We decided to try this chinese fusion place because of seattle restaurant week, and there were some hits and misses. I would still recommend this as a good place to dine, but not for super authentic chinese food, just well done chinese-y food.
The pan-fried turnip cake was the most disappointing dish of the day – it was really solid and tough, and not tender like typical turnip/radish cake found in Hong Kong or Singapore. The flour to water ratio is totally off. I would not recommend this!
We had the diver scallop chips, also known as keropok in the part of the world that invented this.
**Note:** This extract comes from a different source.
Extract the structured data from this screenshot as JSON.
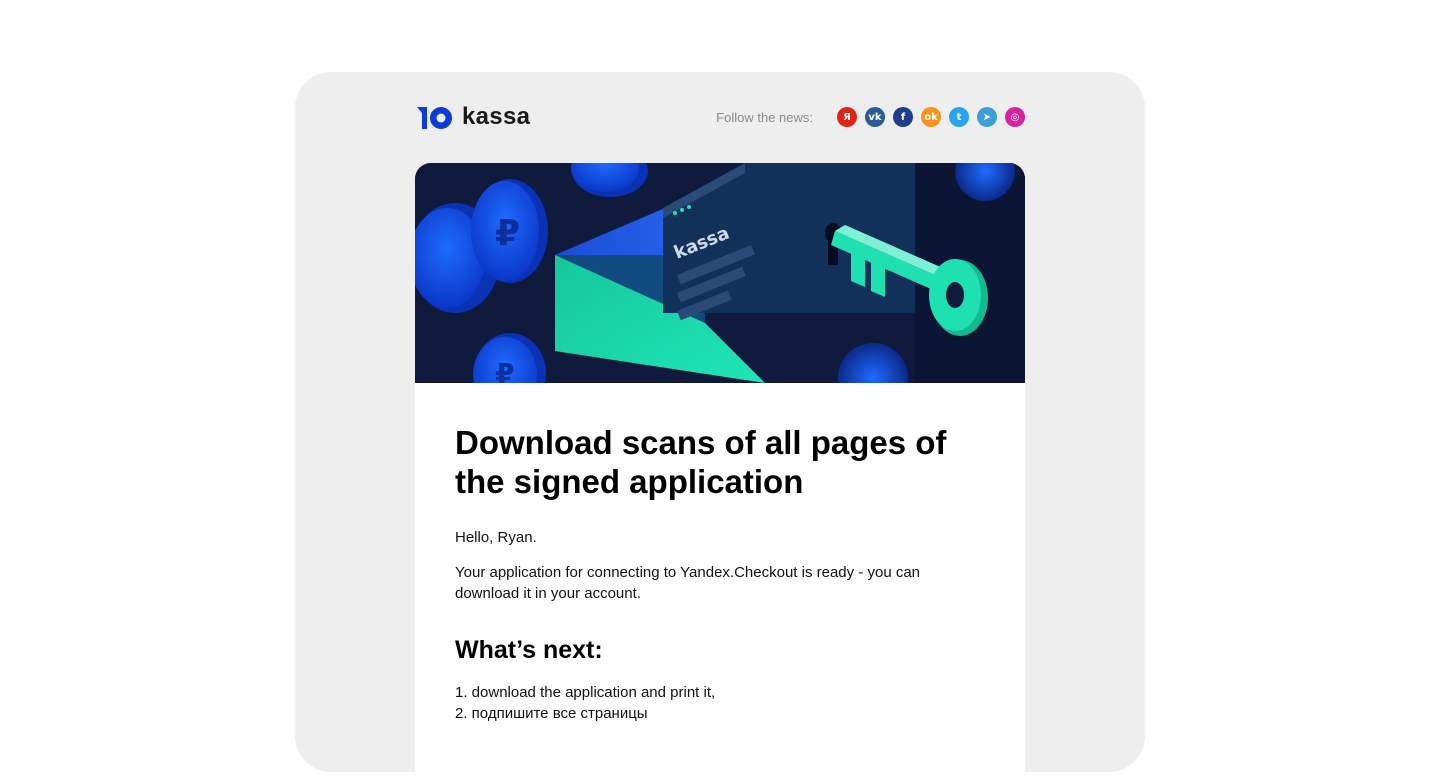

It doesn’t have the same texture as scallop, but does have a really strong scallop taste due to the scallop being mashed up into the paste/chip that is then deep fried. Great with thai sweet chilli sauce, which they do not have. Not sure if it’s worth the $4 since this is typically served as an appetizer in most Indonesian restaurants, but prawn flavoured instead of scallop flavoured and is more flour than scallop.
Their Sheng Jian Bao are not bad, but not true “sheng jian bao” in the original sense of the word. For pretty legit sheng jian bao, I would go to Doughzone Dumpling House where they pan sear proper bao, with the fluffy pastry skin and all. This was more like xiao long baos that have been pan fried. Good, but not quite what “sheng jian bao” means.
We had a pretty innovative chinese fusion dessert – Pu Erh Creme Brulee. The tea taste was strong but not distinctly pu erh, still it was a great creme brulee! It’s a pretty good idea to try to incorporate fragrant chinese teas into western desserts.